After this battle, the player characters must sail across the Blood Sea of Istar into enemy territory, evade the forces of the Dragon Highlords and according to the module's teaser, "capture the crucial pawn before darkness snatches it away!"
This module can be played as a stand-alone adventure or used as part of the larger sequence of Dragonlance adventures.
The module includes a sheet of cut-apart Talis cards, as well as statistics and counters for an underwater Battlesystem battle. The cover has character cards for the pre-generated characters, plus two new characters (one of whom is a new kender). The cover also includes a combined monster statistics chart and a set of maps indicating where the action takes place. This set of maps is a double-sided large sheet showing various smaller locations in the adventure on one side, while the other side of the sheet has a larger map of the main battle area for use with the Battlesystem rules. The text gives details of how to use the Talis cards to predict forthcoming events during the adventure, as well as for games of chance. There are sixty-four pages in the module, sixteen of which are pull-outs, including character cards for twenty non-player characters.
DL12 Dragons of Faith was written by Harold Johnson and Bruce Heard, with a cover by Jeff Easley and interior illustrations by Diana Magnuson, and was published by TSR in 1986 as a 64-page booklet with a large map, cardstock sheet, cardstock counter sheet, and an outer folder.
Dragons of Faith was later updated for 2nd edition rules and included in "Dragonlance Classics III", which condensed the last four Dragonlance modules into one book.

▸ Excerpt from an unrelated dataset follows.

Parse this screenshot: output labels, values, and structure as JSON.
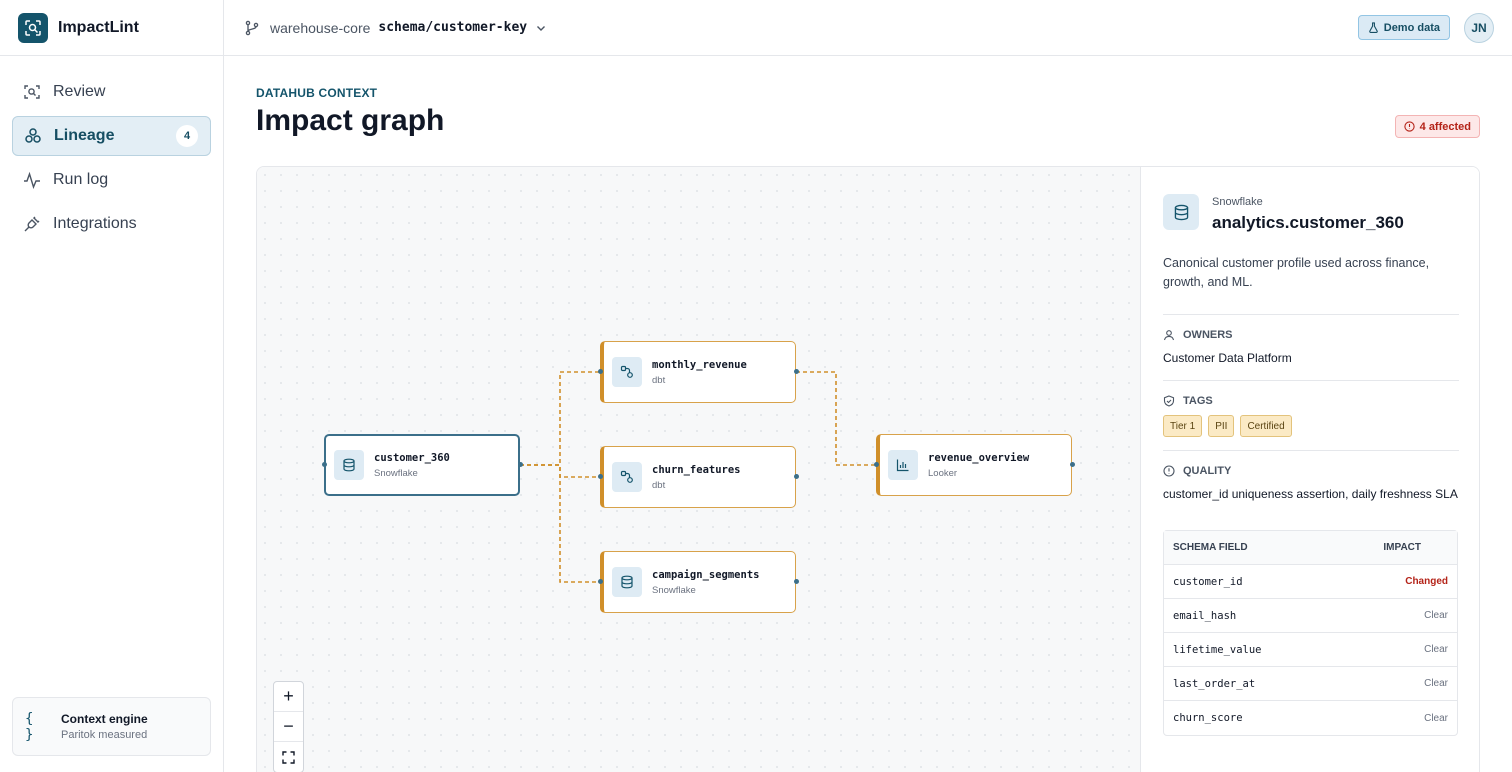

John S. Davies reviewed Dragons of Faith for the British magazine Adventurer #3 (August/September 1986). He notes that while this is the twelfth module in the Dragonlance series, it is only the tenth playable Dragonlance scenario. He noted that on the large sheet of maps, the city map is not numbered despite there being numbered locations given in the text, and one of the buildings is given a different name on the map sheet than in the module. Davies comments that Dragons of Faith "departs from the style of previous Dragonlance modules, in that it gives a lot of general background information for those areas that are not in the main storyline, and allows the characters a lot more freedom in how they reach their eventual goal". He goes on to say: "There is a lot going on, with various sub-plots for the characters to get mixed up in, some of which will reward them with useful information. Fortunately, DL12 does not have the complexity of DL10, though the DM still has a lot to keep track of." However, he adds that "Although there is a lot of freedom for the characters, they are still given plenty of guidance to get them back on the main plot, should they stray too far. There is also enough given for the DM to run a whole series of mini-adventures around the main plot." Davies concluded the review by saying the adventure was worthwhile and that the adventure "although expensive, is a pleasing continuation of the Dragonlance saga, though it does not work as a stand alone module".